• **Work required**
Search the data below for the string "pixels" and copy all lines where it shows up.

Top of Provided records

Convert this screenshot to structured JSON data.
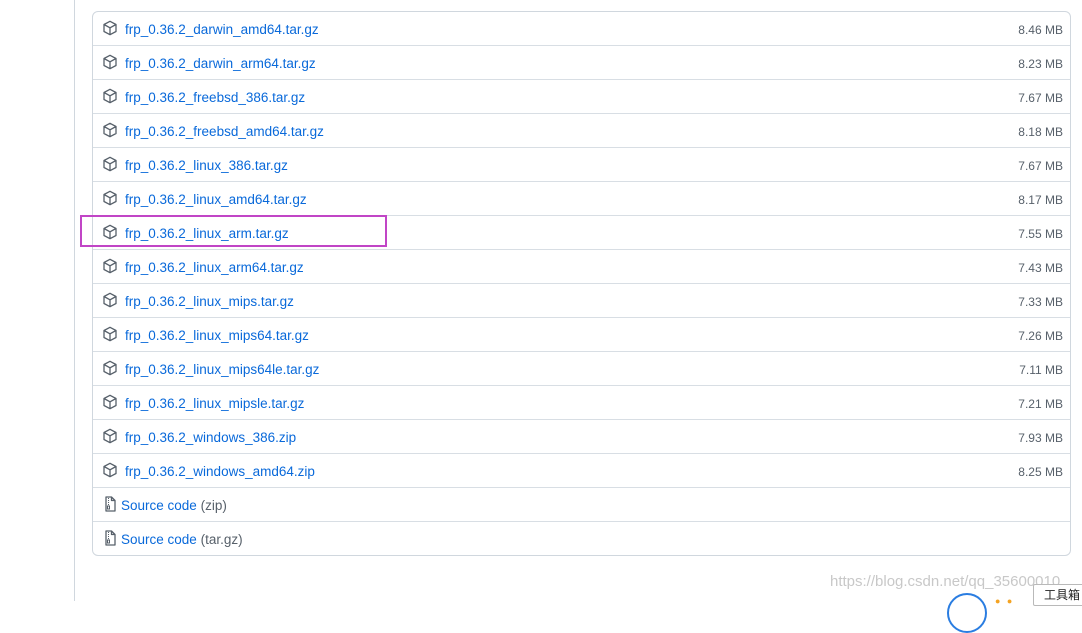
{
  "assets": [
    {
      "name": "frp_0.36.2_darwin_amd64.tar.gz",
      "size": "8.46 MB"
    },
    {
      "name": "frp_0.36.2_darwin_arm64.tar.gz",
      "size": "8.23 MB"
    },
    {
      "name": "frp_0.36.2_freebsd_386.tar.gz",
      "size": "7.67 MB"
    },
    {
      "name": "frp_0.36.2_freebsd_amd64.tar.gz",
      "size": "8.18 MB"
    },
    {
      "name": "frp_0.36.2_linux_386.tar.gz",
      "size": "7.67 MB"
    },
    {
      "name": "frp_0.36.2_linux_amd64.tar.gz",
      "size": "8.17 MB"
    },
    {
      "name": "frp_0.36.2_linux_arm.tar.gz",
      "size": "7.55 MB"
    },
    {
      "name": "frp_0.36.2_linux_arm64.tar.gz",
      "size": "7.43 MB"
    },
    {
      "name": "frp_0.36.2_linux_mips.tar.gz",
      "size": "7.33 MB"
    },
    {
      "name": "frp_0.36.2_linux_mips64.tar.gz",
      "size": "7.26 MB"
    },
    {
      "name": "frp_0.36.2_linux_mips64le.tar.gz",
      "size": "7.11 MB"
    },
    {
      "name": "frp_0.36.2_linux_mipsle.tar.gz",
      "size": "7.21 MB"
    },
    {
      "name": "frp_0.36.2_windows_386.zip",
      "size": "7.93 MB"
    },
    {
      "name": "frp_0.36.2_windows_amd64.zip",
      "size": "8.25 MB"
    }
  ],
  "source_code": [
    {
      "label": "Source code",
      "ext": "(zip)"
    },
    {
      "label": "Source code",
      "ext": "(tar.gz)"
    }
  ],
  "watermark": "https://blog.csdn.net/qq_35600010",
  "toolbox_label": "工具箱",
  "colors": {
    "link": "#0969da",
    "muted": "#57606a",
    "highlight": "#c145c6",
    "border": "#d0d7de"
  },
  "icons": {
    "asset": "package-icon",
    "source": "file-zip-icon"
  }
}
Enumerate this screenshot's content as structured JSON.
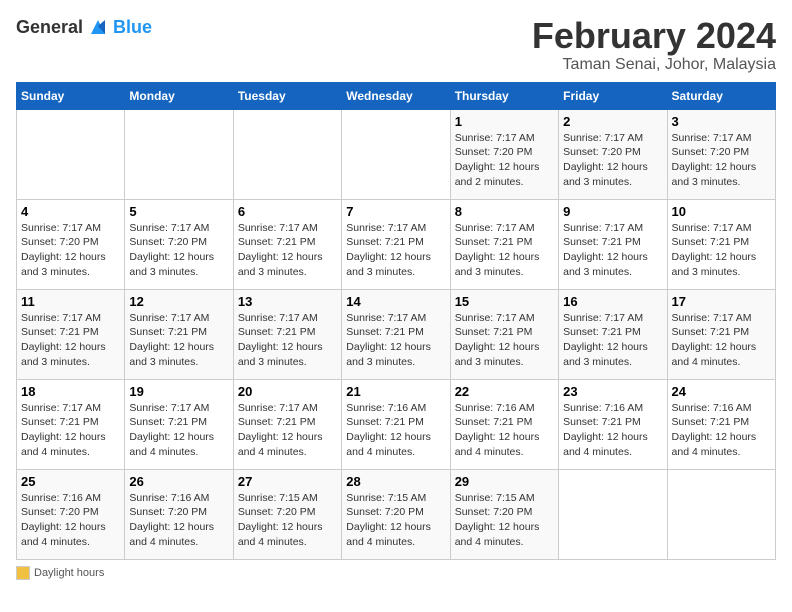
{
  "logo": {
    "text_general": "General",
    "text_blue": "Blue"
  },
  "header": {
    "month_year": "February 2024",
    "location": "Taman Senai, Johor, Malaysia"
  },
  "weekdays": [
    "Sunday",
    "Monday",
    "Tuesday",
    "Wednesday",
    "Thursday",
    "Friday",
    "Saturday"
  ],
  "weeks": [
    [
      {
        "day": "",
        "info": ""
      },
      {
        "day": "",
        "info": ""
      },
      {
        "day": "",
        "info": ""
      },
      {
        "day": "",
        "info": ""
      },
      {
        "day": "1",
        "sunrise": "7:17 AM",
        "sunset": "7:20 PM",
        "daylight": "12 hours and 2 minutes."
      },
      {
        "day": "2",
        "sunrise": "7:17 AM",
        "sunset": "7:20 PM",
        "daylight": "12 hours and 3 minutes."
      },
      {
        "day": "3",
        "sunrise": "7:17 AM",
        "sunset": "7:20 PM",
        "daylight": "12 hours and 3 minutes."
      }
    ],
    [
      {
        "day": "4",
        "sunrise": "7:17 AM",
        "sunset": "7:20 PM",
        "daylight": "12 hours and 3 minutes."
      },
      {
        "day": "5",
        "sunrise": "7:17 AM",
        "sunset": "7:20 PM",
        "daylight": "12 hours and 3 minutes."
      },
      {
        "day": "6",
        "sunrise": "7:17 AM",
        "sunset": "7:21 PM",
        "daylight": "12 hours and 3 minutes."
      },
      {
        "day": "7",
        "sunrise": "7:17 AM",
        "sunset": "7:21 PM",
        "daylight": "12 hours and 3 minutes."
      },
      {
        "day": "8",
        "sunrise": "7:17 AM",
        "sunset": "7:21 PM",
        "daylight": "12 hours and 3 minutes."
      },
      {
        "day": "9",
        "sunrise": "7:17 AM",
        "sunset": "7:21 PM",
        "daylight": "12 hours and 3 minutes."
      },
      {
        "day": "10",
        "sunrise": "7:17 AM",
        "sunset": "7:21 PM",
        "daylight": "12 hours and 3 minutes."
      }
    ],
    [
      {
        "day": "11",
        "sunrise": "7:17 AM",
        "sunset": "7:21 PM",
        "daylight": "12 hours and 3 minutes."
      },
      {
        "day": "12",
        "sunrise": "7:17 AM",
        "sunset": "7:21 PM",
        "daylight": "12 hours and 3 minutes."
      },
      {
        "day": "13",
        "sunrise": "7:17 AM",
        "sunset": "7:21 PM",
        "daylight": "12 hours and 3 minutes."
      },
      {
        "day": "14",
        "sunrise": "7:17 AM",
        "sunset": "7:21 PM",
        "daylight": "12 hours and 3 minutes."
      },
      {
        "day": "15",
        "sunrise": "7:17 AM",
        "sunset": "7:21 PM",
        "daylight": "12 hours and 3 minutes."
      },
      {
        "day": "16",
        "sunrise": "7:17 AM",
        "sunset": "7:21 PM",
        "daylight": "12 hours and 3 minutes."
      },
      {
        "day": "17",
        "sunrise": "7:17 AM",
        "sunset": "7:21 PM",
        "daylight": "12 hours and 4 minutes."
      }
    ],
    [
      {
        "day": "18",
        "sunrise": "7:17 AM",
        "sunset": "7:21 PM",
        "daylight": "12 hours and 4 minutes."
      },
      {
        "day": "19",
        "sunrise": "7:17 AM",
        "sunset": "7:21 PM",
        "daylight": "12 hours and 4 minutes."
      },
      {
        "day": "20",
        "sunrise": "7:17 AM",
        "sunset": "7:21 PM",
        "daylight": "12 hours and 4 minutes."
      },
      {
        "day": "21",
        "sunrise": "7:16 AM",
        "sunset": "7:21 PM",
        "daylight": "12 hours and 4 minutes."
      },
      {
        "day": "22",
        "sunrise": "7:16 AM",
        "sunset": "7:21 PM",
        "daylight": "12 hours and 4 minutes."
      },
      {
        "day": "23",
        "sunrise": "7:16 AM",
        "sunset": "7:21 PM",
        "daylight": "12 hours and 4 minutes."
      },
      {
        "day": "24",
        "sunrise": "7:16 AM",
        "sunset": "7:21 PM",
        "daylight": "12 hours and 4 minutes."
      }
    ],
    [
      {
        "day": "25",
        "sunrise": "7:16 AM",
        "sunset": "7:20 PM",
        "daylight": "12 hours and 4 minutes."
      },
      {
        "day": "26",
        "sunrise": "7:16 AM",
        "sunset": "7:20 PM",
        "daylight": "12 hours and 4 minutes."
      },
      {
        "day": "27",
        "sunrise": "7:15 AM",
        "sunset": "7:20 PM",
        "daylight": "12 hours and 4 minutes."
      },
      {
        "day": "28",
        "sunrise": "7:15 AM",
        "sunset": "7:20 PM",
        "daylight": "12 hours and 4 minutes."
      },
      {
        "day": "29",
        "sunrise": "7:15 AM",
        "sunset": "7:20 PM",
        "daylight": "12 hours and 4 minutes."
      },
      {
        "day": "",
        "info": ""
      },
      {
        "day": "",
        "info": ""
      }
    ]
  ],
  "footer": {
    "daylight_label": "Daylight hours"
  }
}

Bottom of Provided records
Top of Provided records

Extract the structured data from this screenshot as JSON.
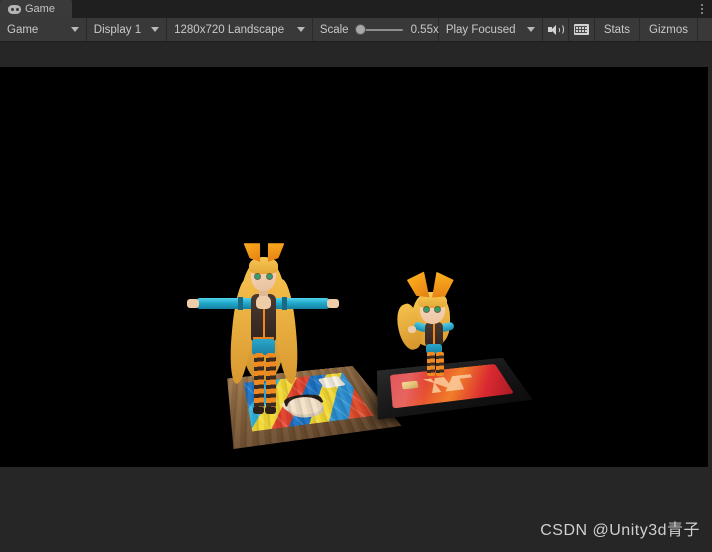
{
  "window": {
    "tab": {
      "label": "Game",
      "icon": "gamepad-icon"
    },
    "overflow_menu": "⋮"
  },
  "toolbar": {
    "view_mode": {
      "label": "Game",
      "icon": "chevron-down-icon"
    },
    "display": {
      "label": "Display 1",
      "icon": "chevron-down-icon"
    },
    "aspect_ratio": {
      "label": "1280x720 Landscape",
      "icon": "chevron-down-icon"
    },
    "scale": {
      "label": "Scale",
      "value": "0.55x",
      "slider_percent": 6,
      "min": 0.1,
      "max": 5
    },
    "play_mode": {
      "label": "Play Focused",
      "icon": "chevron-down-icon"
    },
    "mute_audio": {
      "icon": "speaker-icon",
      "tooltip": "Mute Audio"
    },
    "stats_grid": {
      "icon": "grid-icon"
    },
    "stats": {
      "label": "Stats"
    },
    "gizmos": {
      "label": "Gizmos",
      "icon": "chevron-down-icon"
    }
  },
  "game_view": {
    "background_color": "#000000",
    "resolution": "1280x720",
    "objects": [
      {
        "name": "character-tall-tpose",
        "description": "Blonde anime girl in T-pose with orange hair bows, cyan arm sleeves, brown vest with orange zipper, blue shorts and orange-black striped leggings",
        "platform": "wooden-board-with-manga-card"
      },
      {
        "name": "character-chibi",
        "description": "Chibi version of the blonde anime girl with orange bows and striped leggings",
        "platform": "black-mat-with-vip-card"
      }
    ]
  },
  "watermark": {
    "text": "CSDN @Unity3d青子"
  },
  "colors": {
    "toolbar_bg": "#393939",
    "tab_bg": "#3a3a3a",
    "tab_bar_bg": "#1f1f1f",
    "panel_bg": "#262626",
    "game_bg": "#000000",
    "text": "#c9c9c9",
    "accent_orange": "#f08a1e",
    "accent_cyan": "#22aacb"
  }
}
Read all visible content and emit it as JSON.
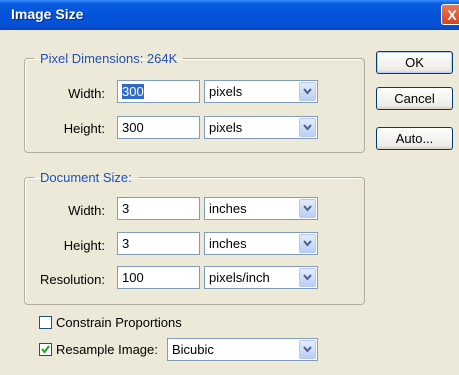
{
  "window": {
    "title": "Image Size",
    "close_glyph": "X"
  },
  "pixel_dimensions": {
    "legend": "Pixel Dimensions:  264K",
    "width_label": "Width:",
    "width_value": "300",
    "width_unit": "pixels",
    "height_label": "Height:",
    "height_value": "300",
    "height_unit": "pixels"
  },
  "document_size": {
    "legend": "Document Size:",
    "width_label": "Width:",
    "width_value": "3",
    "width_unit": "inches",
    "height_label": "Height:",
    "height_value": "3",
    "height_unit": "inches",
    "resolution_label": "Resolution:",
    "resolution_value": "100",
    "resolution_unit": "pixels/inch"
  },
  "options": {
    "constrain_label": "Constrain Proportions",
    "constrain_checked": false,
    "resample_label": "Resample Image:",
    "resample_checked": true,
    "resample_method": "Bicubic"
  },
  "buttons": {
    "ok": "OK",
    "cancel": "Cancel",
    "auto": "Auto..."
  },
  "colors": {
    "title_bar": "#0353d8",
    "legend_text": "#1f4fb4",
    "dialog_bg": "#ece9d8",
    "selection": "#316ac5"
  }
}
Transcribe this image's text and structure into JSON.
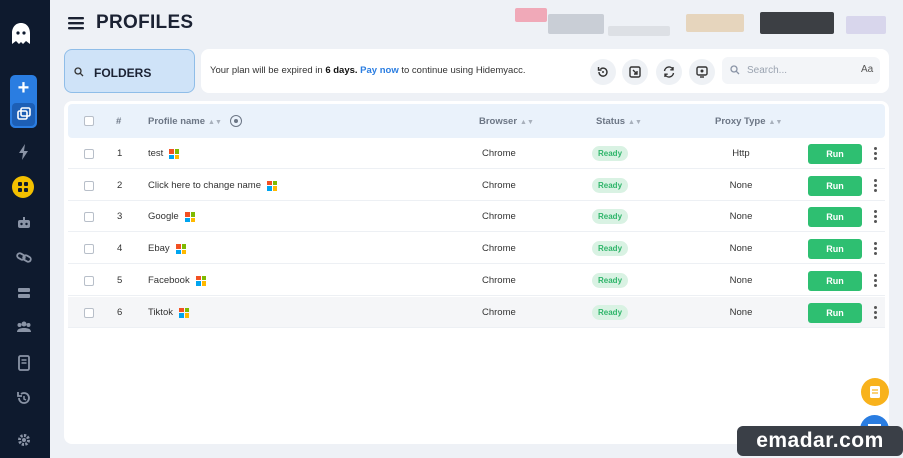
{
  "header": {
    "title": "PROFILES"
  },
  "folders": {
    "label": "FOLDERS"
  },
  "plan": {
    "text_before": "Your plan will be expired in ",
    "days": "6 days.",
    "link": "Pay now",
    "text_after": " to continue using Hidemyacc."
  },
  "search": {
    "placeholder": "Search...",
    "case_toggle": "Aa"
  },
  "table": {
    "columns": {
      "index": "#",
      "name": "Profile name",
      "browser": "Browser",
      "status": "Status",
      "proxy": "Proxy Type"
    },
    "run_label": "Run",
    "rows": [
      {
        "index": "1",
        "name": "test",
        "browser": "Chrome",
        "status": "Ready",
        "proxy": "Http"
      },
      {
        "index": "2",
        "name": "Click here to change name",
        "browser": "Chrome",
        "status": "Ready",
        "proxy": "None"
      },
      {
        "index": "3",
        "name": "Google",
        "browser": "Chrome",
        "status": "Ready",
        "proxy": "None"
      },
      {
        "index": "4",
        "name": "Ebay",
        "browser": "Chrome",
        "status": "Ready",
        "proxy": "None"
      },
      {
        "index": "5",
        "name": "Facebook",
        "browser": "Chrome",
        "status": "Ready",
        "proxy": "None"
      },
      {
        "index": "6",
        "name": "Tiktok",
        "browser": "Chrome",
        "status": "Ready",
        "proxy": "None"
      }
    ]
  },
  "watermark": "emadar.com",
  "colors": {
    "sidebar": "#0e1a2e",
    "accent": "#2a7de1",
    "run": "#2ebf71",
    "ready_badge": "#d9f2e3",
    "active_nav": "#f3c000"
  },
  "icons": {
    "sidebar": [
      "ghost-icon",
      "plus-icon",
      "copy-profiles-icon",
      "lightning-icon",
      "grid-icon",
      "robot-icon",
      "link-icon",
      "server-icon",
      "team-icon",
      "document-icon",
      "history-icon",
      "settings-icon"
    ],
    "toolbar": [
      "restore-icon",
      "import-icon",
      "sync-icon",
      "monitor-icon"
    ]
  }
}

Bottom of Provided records
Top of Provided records

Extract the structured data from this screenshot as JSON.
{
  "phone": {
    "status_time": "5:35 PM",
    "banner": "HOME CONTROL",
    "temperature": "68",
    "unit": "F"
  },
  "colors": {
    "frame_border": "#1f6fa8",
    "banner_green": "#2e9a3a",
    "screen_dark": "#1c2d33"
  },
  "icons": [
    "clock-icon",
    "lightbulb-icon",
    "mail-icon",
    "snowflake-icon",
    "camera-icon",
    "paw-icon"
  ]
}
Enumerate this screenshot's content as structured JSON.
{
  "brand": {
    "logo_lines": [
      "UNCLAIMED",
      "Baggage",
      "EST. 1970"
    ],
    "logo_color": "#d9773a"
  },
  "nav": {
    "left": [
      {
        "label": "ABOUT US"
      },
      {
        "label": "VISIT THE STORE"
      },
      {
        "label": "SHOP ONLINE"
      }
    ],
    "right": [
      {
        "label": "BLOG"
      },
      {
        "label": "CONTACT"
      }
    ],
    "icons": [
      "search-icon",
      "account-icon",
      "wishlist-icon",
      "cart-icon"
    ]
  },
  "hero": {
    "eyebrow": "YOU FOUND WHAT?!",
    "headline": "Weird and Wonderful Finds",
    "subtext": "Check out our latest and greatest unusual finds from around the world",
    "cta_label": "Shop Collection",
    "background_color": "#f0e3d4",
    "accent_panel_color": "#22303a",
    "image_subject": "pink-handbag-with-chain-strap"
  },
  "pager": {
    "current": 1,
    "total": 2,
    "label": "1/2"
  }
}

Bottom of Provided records

• **Solved problem**
    "width_unit": "pixels",
    "height_unit": "pixels"
    "resolution_unit": "pixels/inch"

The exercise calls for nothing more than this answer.